Parrot, the common name of an order of brightly colored, hook-beaked birds of the tropics. The family includes the macaws, cockatoos, parakeets, and other groups.

ParrotsParrots have large heads, short necks, and a thick bills.

There are about 350 species of parrots. They inhabit a variety of habitats—especially forests—in the world's tropical and subtropical regions, including Central and South America, Africa, southern Asia, Australia, and the islands of the Pacific Ocean. The only native parrot of the United States, the Carolina parakeet, became extinct in the early 1900's.

Parrots vary in color, size, and tail length. In most species the plumage is green, yellow, red, white, or black with patches of red, yellow, or blue on the head, wings, and tail. Parrots range in length from 3 ½ to 40 inches (9 cm to 1 m), including the tail.

The parrot has a large head, a short neck, and a thick, powerful, down-curved bill. The eyes are small and, in some species, surrounded by a patch of bare flesh.
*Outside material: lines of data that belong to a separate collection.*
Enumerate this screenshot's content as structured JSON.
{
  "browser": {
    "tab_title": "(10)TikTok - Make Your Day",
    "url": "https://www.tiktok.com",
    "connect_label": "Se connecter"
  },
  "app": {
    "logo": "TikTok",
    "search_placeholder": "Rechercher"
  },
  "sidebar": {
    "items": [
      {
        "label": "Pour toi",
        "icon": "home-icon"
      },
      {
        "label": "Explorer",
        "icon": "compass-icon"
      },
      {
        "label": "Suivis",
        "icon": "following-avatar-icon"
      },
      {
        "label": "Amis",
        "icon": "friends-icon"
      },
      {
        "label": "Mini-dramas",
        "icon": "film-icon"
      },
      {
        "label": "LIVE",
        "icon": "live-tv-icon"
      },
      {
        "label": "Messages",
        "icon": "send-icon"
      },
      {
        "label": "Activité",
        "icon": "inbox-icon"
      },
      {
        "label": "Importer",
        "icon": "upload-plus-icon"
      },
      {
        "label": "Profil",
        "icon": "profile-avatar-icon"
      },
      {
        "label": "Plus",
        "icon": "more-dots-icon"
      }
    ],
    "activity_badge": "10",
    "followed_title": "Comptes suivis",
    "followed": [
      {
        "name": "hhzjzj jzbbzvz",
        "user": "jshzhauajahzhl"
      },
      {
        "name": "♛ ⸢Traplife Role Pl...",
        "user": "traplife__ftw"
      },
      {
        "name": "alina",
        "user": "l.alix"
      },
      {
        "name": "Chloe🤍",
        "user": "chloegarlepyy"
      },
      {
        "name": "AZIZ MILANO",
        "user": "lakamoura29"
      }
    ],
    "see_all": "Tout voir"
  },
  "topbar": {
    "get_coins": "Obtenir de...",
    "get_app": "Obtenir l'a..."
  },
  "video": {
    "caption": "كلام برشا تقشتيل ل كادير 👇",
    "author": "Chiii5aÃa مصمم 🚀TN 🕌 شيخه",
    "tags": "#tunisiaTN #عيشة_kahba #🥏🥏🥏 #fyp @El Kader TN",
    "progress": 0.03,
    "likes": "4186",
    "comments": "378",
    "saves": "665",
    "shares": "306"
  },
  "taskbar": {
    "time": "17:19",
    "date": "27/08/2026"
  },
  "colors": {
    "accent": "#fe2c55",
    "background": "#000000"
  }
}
Each foot has two toes pointing forward and two toes pointing backward. The feet and bill are used for grasping, grooming, and climbing. The parrot is unique among birds in using one foot to grasp food while balancing on the other.